    Are you suggesting that market monetarists haven't read this literature? If so, what evidence do you have?

    Similarly, the market monetarist approach, at least as I see it, goes far beyond MV = PY. There is a rich monetarist literature that market monetarists draw from as well as insights from contemporary monetary theory (e.g. Woodford). The use of MV = PY is simply a device for communicating an idea to a general audience. This is what blogging is intended to do.

    Also, I suspect -- and as David alluded to -- that the market monetarists are engaged in scholarly research, but notice the divergence in the group with respect to their ages. Some are young assistant professors. Some are long-tenured faculty. I suspect that the former group is doing scholarly work related in some way to these ideas. Do you know differently? In addition, Scott Sumner talks about his scholarly work all the time. Gauti Eggertson cites a number of Scott's paper in his work on the Great Depression.

    You are correct to say that market monetarist ideas will be less likely to catch on until they convince their colleagues with scholarly research. However, that does not mean that blogging isn't helpful in terms of having informal, public discussions with fellow economists and the general public. I think that it is wrong to suggest that they are not doing (or have not done) scholarly research and that they don't read the literature. (At the very least, they have read the literature -- as evident from reading their many posts over the last several years.)

  13. "A big difference, though, between New Keynesians and Market Monetarists is that where the former sees the move from t-bills to other assets as a discrete jump from conventional to unconventional monetary policy."

    Except that there never was such a jump, because the Fed always bought treasuries across the curve, so they were unwittingly practicing unconventional monetary policy at the wrong time.
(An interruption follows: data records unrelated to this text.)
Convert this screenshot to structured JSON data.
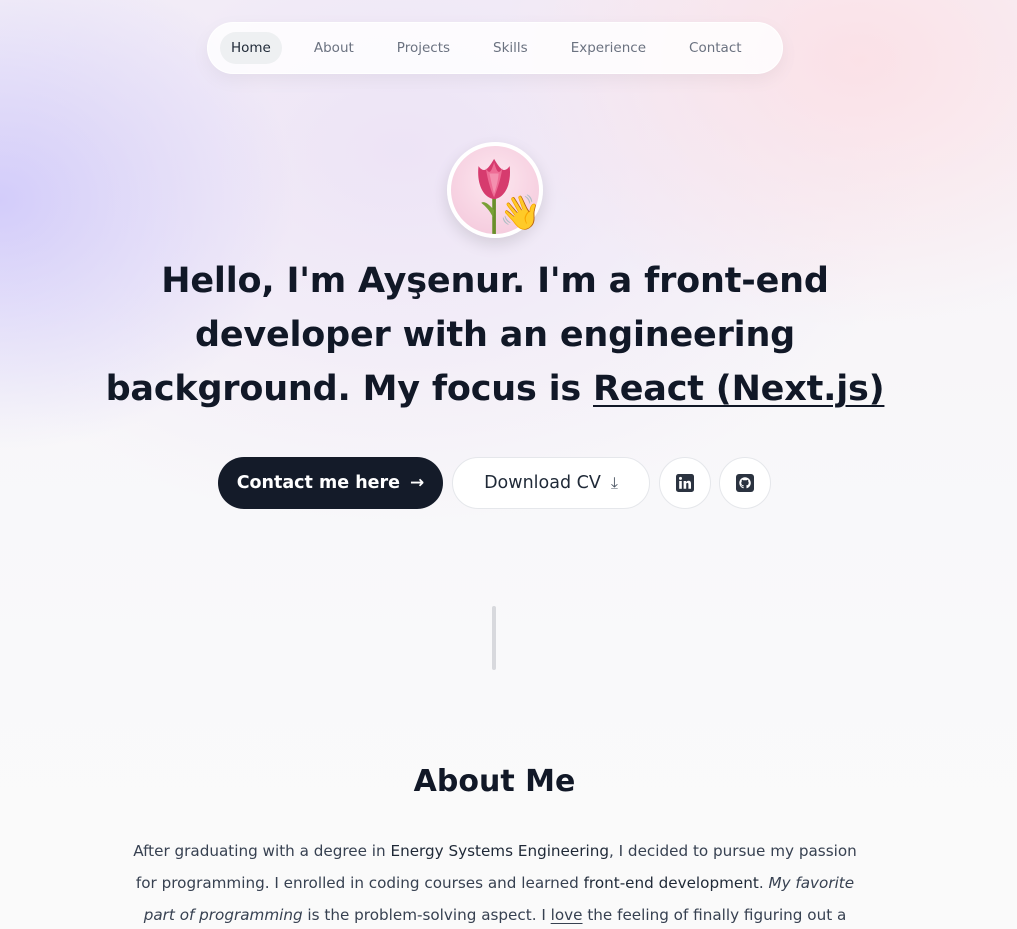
{
  "nav": {
    "items": [
      {
        "label": "Home",
        "active": true
      },
      {
        "label": "About",
        "active": false
      },
      {
        "label": "Projects",
        "active": false
      },
      {
        "label": "Skills",
        "active": false
      },
      {
        "label": "Experience",
        "active": false
      },
      {
        "label": "Contact",
        "active": false
      }
    ]
  },
  "hero": {
    "avatar_icon": "tulip-icon",
    "wave_emoji": "👋",
    "headline": {
      "p1": "Hello, I'm Ayşenur",
      "p2": ". I'm a ",
      "p3": "front-end developer",
      "p4": " with an ",
      "p5": "engineering background",
      "p6": ". My focus is ",
      "p7": "React (Next.js)"
    },
    "contact_label": "Contact me here",
    "contact_arrow": "→",
    "download_label": "Download CV",
    "download_icon": "⤓",
    "linkedin_icon": "linkedin-icon",
    "github_icon": "github-icon"
  },
  "about": {
    "title": "About Me",
    "t1": "After graduating with a degree in ",
    "t2": "Energy Systems Engineering",
    "t3": ", I decided to pursue my passion for programming. I enrolled in coding courses and learned ",
    "t4": "front-end development",
    "t5": ". ",
    "t6": "My favorite part of programming",
    "t7": " is the problem-solving aspect. I ",
    "t8": "love",
    "t9": " the feeling of finally figuring out a"
  },
  "colors": {
    "primary_button": "#141b29",
    "text": "#111827",
    "muted": "#6b7280"
  }
}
    Can we put to bed this unrealistic idea that the liquidity trap is defined by t-bill rates once and for all?

  14. Glibfighter,
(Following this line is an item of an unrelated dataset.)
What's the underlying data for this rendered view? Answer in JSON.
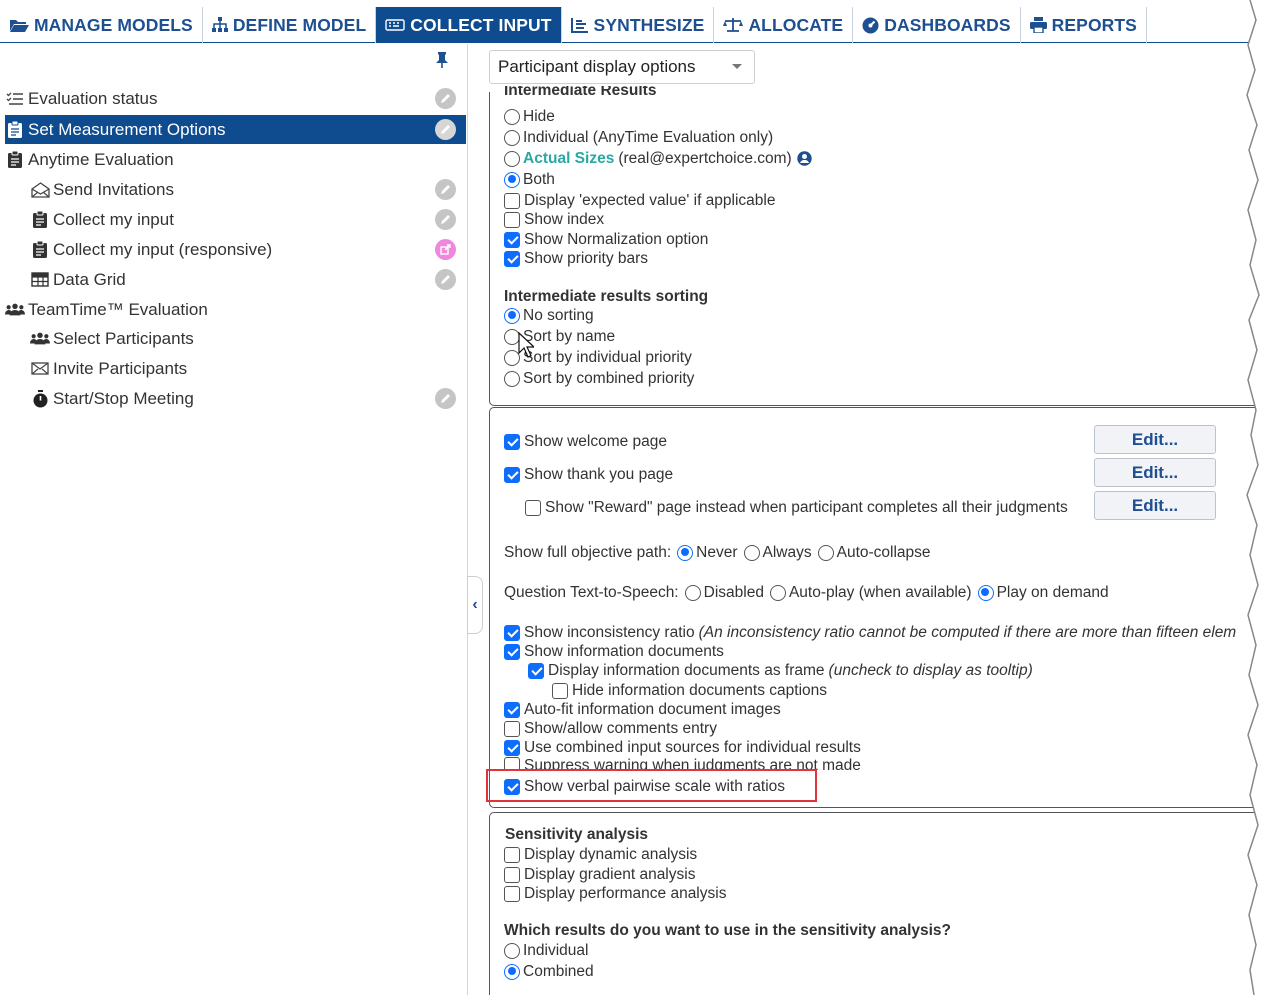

    Do you think that important players at the Fed were uninformed about nominal GDP targeting before Sumner made his splash?
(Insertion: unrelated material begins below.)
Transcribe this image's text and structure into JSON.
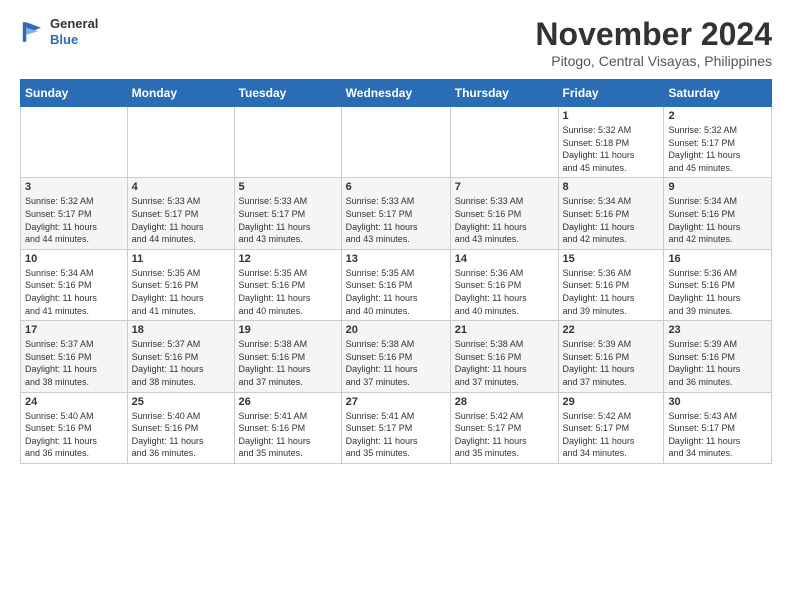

    No, but that is not the point. The point is that NGDP targeting and more generally the notion that the Fed could have done more has been brought back into the national conversation thanks to Sumner. This greater public awareness in turn has put more pressure on policymakers.

    Do you think the future history of monetary policy making will remember better Sumner or Sims?

    Sim's time series work has been highly influential in my research and no doubt his methological contribution will be long remembered. Of course, the Nobel Prize will only enhance his reputation.

    But in terms of understanding the current crisis and furthering the public debate on it Sumner will be remembered as far more influential figure than Sims. It is not even close. Sims has not been anywhere near as publicly engaged as Sumners. Sumners has blogged, written numerous articles and Op-Eds, and has presented at various think tanks. The fact that you (who sounds like a "serious" person)read Sumner and are aware of his splash is a testament to his influence.

    One of my big disappointments over the past few years is that heavyweights like Sims and McCallum haven't engaged the public more about monetary policy. Only a few like Michael Woodford have made a concerted effort to engage the national conversation.

    Finally, Sumner's ideas about futures targeting is something he first championed and if ever adopted would revolutionize monetary policy. It would have far more of an impact on the profession than anything Sims ever contributed.

  15. Anonymous: No, I don't have 'proof' that MMs are not sufficiently familiar with the nominal income targeting literature I referred to. That said, amidst all the Jonestown-like cheerleading, I haven't noticed substantive recognition of various concerns that literature has established, e.g., Ball's (1999) paper showing that nominal income target rules are inefficient in the sense that they increase both output and inflation volatility. David refereed to MM research he's been doing. It will be interesting to see what the impact of that (and similar) work turns out to be.